(Data records for software interfaces)
# # # # #

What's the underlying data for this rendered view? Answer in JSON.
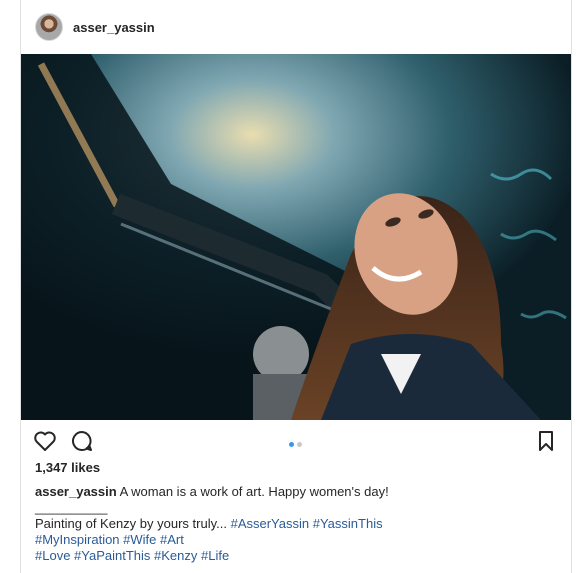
{
  "post": {
    "username": "asser_yassin",
    "likes": "1,347 likes",
    "caption": {
      "username": "asser_yassin",
      "text": "A woman is a work of art. Happy women's day!",
      "divider": "__________",
      "line3_text": "Painting of Kenzy by yours truly...",
      "line3_tags": [
        "#AsserYassin",
        "#YassinThis"
      ],
      "line4_tags": [
        "#MyInspiration",
        "#Wife",
        "#Art"
      ],
      "line5_tags": [
        "#Love",
        "#YaPaintThis",
        "#Kenzy",
        "#Life"
      ]
    },
    "carousel": {
      "count": 2,
      "active": 1
    }
  },
  "colors": {
    "hashtag": "#2a5b99",
    "dot_active": "#3897f0",
    "dot_inactive": "#c8c8c8"
  },
  "icons": [
    "heart-icon",
    "comment-icon",
    "bookmark-icon"
  ]
}
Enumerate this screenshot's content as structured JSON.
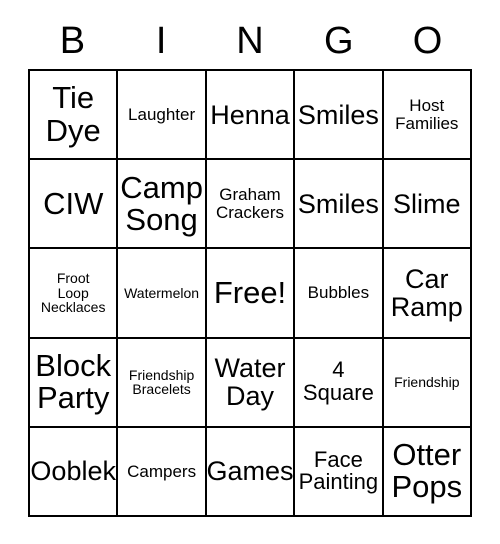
{
  "card": {
    "title_letters": [
      "B",
      "I",
      "N",
      "G",
      "O"
    ],
    "border_color": "#000000",
    "background_color": "#ffffff",
    "text_color": "#000000",
    "rows": 5,
    "columns": 5,
    "cells": [
      [
        {
          "label": "Tie\nDye",
          "size": "xl"
        },
        {
          "label": "Laughter",
          "size": "sm"
        },
        {
          "label": "Henna",
          "size": "lg"
        },
        {
          "label": "Smiles",
          "size": "lg"
        },
        {
          "label": "Host\nFamilies",
          "size": "sm"
        }
      ],
      [
        {
          "label": "CIW",
          "size": "xl"
        },
        {
          "label": "Camp\nSong",
          "size": "xl"
        },
        {
          "label": "Graham\nCrackers",
          "size": "sm"
        },
        {
          "label": "Smiles",
          "size": "lg"
        },
        {
          "label": "Slime",
          "size": "lg"
        }
      ],
      [
        {
          "label": "Froot\nLoop\nNecklaces",
          "size": "xs"
        },
        {
          "label": "Watermelon",
          "size": "xs"
        },
        {
          "label": "Free!",
          "size": "xl"
        },
        {
          "label": "Bubbles",
          "size": "sm"
        },
        {
          "label": "Car\nRamp",
          "size": "lg"
        }
      ],
      [
        {
          "label": "Block\nParty",
          "size": "xl"
        },
        {
          "label": "Friendship\nBracelets",
          "size": "xs"
        },
        {
          "label": "Water\nDay",
          "size": "lg"
        },
        {
          "label": "4\nSquare",
          "size": "md"
        },
        {
          "label": "Friendship",
          "size": "xs"
        }
      ],
      [
        {
          "label": "Ooblek",
          "size": "lg"
        },
        {
          "label": "Campers",
          "size": "sm"
        },
        {
          "label": "Games",
          "size": "lg"
        },
        {
          "label": "Face\nPainting",
          "size": "md"
        },
        {
          "label": "Otter\nPops",
          "size": "xl"
        }
      ]
    ]
  }
}
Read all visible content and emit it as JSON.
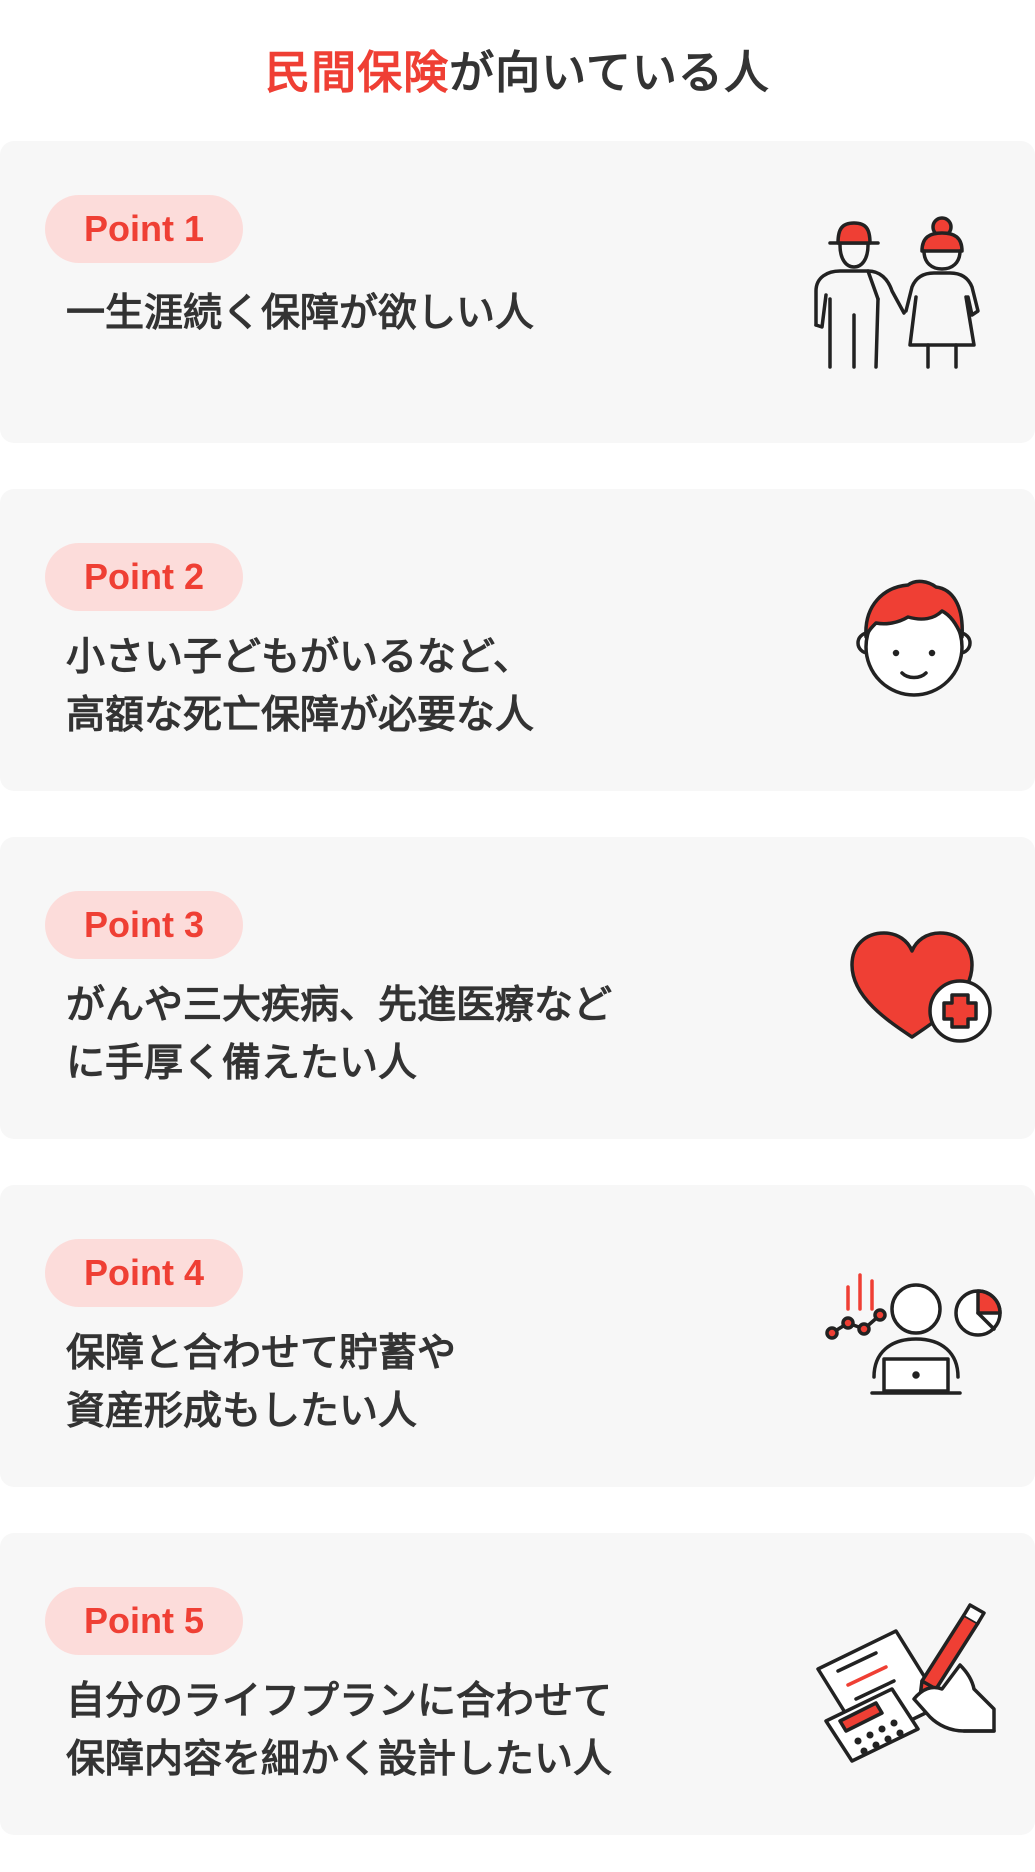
{
  "header": {
    "title_accent": "民間保険",
    "title_rest": "が向いている人"
  },
  "points": [
    {
      "badge": "Point 1",
      "lines": [
        "一生涯続く保障が欲しい人"
      ],
      "icon": "elderly-couple-icon"
    },
    {
      "badge": "Point 2",
      "lines": [
        "小さい子どもがいるなど、",
        "高額な死亡保障が必要な人"
      ],
      "icon": "child-face-icon"
    },
    {
      "badge": "Point 3",
      "lines": [
        "がんや三大疾病、先進医療など",
        "に手厚く備えたい人"
      ],
      "icon": "heart-plus-icon"
    },
    {
      "badge": "Point 4",
      "lines": [
        "保障と合わせて貯蓄や",
        "資産形成もしたい人"
      ],
      "icon": "person-laptop-chart-icon"
    },
    {
      "badge": "Point 5",
      "lines": [
        "自分のライフプランに合わせて",
        "保障内容を細かく設計したい人"
      ],
      "icon": "document-calculator-pen-icon"
    }
  ],
  "colors": {
    "accent": "#ef3f34",
    "badge_bg": "#fcdcda",
    "card_bg": "#f7f7f7",
    "text": "#333333",
    "outline": "#222222"
  }
}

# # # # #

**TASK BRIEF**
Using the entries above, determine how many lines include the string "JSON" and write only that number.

**SOLVED EXERCISE**
3